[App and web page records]
-- Opening Marker --

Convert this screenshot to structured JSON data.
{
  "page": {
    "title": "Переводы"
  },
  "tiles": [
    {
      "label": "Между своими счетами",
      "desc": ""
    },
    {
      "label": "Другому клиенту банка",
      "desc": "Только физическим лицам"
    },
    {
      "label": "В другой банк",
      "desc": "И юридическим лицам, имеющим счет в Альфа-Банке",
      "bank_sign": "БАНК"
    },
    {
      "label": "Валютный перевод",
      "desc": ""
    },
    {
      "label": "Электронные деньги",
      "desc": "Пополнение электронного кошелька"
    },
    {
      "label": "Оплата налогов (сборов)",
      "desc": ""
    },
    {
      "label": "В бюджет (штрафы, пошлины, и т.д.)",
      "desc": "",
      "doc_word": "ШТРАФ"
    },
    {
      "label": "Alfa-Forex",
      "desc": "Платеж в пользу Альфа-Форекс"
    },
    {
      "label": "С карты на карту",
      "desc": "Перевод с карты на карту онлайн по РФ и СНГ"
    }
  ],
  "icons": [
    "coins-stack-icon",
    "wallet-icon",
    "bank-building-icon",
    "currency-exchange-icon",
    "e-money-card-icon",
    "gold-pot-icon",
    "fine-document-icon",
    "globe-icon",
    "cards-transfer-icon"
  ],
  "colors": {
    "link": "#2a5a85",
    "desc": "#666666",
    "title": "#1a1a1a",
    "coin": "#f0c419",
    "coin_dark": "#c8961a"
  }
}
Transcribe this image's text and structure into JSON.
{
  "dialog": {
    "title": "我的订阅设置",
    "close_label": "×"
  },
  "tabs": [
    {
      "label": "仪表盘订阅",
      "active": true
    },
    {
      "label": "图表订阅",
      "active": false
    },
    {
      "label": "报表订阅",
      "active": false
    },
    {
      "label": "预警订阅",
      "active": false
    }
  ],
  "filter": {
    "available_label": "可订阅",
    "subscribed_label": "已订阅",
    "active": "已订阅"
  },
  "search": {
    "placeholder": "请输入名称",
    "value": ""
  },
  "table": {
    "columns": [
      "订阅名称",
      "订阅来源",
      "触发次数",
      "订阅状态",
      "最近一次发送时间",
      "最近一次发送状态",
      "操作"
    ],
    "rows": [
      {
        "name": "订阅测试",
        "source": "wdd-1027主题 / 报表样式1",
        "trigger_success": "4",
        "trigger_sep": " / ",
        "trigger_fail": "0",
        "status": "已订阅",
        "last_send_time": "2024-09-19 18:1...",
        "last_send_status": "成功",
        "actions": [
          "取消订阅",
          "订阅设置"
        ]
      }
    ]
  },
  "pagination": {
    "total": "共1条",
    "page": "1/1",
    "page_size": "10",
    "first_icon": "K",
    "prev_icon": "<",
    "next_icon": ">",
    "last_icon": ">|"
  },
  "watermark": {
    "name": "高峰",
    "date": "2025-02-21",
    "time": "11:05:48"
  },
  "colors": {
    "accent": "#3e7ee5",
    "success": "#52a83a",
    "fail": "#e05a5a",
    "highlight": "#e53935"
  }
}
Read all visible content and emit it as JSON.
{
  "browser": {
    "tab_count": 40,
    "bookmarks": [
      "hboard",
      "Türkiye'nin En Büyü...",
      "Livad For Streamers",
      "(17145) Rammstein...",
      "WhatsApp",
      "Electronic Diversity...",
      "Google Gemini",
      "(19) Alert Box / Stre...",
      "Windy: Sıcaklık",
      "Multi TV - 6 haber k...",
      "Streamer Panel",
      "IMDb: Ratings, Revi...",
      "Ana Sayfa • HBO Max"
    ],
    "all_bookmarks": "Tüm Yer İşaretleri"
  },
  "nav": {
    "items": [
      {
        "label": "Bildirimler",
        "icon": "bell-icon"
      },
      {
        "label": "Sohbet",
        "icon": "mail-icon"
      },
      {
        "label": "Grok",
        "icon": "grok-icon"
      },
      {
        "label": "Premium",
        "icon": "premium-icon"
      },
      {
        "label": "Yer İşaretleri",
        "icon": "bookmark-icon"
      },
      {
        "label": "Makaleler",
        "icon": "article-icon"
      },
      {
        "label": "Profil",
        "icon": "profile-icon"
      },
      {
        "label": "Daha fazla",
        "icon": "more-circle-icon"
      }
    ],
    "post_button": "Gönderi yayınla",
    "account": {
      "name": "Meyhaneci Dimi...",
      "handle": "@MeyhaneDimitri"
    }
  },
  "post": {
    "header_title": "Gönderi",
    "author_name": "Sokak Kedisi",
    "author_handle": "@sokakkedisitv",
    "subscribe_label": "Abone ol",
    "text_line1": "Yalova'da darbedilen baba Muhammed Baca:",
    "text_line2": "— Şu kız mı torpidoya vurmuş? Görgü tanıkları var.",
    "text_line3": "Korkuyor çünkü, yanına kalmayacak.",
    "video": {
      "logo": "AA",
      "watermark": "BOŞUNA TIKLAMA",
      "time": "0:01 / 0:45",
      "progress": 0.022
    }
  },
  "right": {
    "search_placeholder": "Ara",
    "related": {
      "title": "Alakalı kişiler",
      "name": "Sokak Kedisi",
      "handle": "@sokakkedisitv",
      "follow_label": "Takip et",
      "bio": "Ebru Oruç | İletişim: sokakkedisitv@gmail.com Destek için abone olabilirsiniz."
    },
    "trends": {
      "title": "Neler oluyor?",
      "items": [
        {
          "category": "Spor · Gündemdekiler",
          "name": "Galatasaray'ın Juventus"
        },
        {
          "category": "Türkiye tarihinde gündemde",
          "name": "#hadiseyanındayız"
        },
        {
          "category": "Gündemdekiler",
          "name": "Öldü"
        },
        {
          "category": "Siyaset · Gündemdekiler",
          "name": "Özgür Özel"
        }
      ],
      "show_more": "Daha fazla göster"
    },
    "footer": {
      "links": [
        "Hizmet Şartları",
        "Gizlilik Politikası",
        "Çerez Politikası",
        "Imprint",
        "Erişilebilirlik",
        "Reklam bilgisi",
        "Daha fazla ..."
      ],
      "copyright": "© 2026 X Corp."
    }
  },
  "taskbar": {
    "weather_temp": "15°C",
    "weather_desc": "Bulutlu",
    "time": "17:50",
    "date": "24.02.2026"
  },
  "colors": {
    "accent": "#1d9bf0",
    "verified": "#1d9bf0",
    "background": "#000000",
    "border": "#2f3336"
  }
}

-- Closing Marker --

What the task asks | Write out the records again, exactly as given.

Exercise output |
Convert this screenshot to structured JSON data.
{
  "page": {
    "title": "Переводы"
  },
  "tiles": [
    {
      "label": "Между своими счетами",
      "desc": ""
    },
    {
      "label": "Другому клиенту банка",
      "desc": "Только физическим лицам"
    },
    {
      "label": "В другой банк",
      "desc": "И юридическим лицам, имеющим счет в Альфа-Банке",
      "bank_sign": "БАНК"
    },
    {
      "label": "Валютный перевод",
      "desc": ""
    },
    {
      "label": "Электронные деньги",
      "desc": "Пополнение электронного кошелька"
    },
    {
      "label": "Оплата налогов (сборов)",
      "desc": ""
    },
    {
      "label": "В бюджет (штрафы, пошлины, и т.д.)",
      "desc": "",
      "doc_word": "ШТРАФ"
    },
    {
      "label": "Alfa-Forex",
      "desc": "Платеж в пользу Альфа-Форекс"
    },
    {
      "label": "С карты на карту",
      "desc": "Перевод с карты на карту онлайн по РФ и СНГ"
    }
  ],
  "icons": [
    "coins-stack-icon",
    "wallet-icon",
    "bank-building-icon",
    "currency-exchange-icon",
    "e-money-card-icon",
    "gold-pot-icon",
    "fine-document-icon",
    "globe-icon",
    "cards-transfer-icon"
  ],
  "colors": {
    "link": "#2a5a85",
    "desc": "#666666",
    "title": "#1a1a1a",
    "coin": "#f0c419",
    "coin_dark": "#c8961a"
  }
}
Transcribe this image's text and structure into JSON.
{
  "dialog": {
    "title": "我的订阅设置",
    "close_label": "×"
  },
  "tabs": [
    {
      "label": "仪表盘订阅",
      "active": true
    },
    {
      "label": "图表订阅",
      "active": false
    },
    {
      "label": "报表订阅",
      "active": false
    },
    {
      "label": "预警订阅",
      "active": false
    }
  ],
  "filter": {
    "available_label": "可订阅",
    "subscribed_label": "已订阅",
    "active": "已订阅"
  },
  "search": {
    "placeholder": "请输入名称",
    "value": ""
  },
  "table": {
    "columns": [
      "订阅名称",
      "订阅来源",
      "触发次数",
      "订阅状态",
      "最近一次发送时间",
      "最近一次发送状态",
      "操作"
    ],
    "rows": [
      {
        "name": "订阅测试",
        "source": "wdd-1027主题 / 报表样式1",
        "trigger_success": "4",
        "trigger_sep": " / ",
        "trigger_fail": "0",
        "status": "已订阅",
        "last_send_time": "2024-09-19 18:1...",
        "last_send_status": "成功",
        "actions": [
          "取消订阅",
          "订阅设置"
        ]
      }
    ]
  },
  "pagination": {
    "total": "共1条",
    "page": "1/1",
    "page_size": "10",
    "first_icon": "K",
    "prev_icon": "<",
    "next_icon": ">",
    "last_icon": ">|"
  },
  "watermark": {
    "name": "高峰",
    "date": "2025-02-21",
    "time": "11:05:48"
  },
  "colors": {
    "accent": "#3e7ee5",
    "success": "#52a83a",
    "fail": "#e05a5a",
    "highlight": "#e53935"
  }
}
Read all visible content and emit it as JSON.
{
  "browser": {
    "tab_count": 40,
    "bookmarks": [
      "hboard",
      "Türkiye'nin En Büyü...",
      "Livad For Streamers",
      "(17145) Rammstein...",
      "WhatsApp",
      "Electronic Diversity...",
      "Google Gemini",
      "(19) Alert Box / Stre...",
      "Windy: Sıcaklık",
      "Multi TV - 6 haber k...",
      "Streamer Panel",
      "IMDb: Ratings, Revi...",
      "Ana Sayfa • HBO Max"
    ],
    "all_bookmarks": "Tüm Yer İşaretleri"
  },
  "nav": {
    "items": [
      {
        "label": "Bildirimler",
        "icon": "bell-icon"
      },
      {
        "label": "Sohbet",
        "icon": "mail-icon"
      },
      {
        "label": "Grok",
        "icon": "grok-icon"
      },
      {
        "label": "Premium",
        "icon": "premium-icon"
      },
      {
        "label": "Yer İşaretleri",
        "icon": "bookmark-icon"
      },
      {
        "label": "Makaleler",
        "icon": "article-icon"
      },
      {
        "label": "Profil",
        "icon": "profile-icon"
      },
      {
        "label": "Daha fazla",
        "icon": "more-circle-icon"
      }
    ],
    "post_button": "Gönderi yayınla",
    "account": {
      "name": "Meyhaneci Dimi...",
      "handle": "@MeyhaneDimitri"
    }
  },
  "post": {
    "header_title": "Gönderi",
    "author_name": "Sokak Kedisi",
    "author_handle": "@sokakkedisitv",
    "subscribe_label": "Abone ol",
    "text_line1": "Yalova'da darbedilen baba Muhammed Baca:",
    "text_line2": "— Şu kız mı torpidoya vurmuş? Görgü tanıkları var.",
    "text_line3": "Korkuyor çünkü, yanına kalmayacak.",
    "video": {
      "logo": "AA",
      "watermark": "BOŞUNA TIKLAMA",
      "time": "0:01 / 0:45",
      "progress": 0.022
    }
  },
  "right": {
    "search_placeholder": "Ara",
    "related": {
      "title": "Alakalı kişiler",
      "name": "Sokak Kedisi",
      "handle": "@sokakkedisitv",
      "follow_label": "Takip et",
      "bio": "Ebru Oruç | İletişim: sokakkedisitv@gmail.com Destek için abone olabilirsiniz."
    },
    "trends": {
      "title": "Neler oluyor?",
      "items": [
        {
          "category": "Spor · Gündemdekiler",
          "name": "Galatasaray'ın Juventus"
        },
        {
          "category": "Türkiye tarihinde gündemde",
          "name": "#hadiseyanındayız"
        },
        {
          "category": "Gündemdekiler",
          "name": "Öldü"
        },
        {
          "category": "Siyaset · Gündemdekiler",
          "name": "Özgür Özel"
        }
      ],
      "show_more": "Daha fazla göster"
    },
    "footer": {
      "links": [
        "Hizmet Şartları",
        "Gizlilik Politikası",
        "Çerez Politikası",
        "Imprint",
        "Erişilebilirlik",
        "Reklam bilgisi",
        "Daha fazla ..."
      ],
      "copyright": "© 2026 X Corp."
    }
  },
  "taskbar": {
    "weather_temp": "15°C",
    "weather_desc": "Bulutlu",
    "time": "17:50",
    "date": "24.02.2026"
  },
  "colors": {
    "accent": "#1d9bf0",
    "verified": "#1d9bf0",
    "background": "#000000",
    "border": "#2f3336"
  }
}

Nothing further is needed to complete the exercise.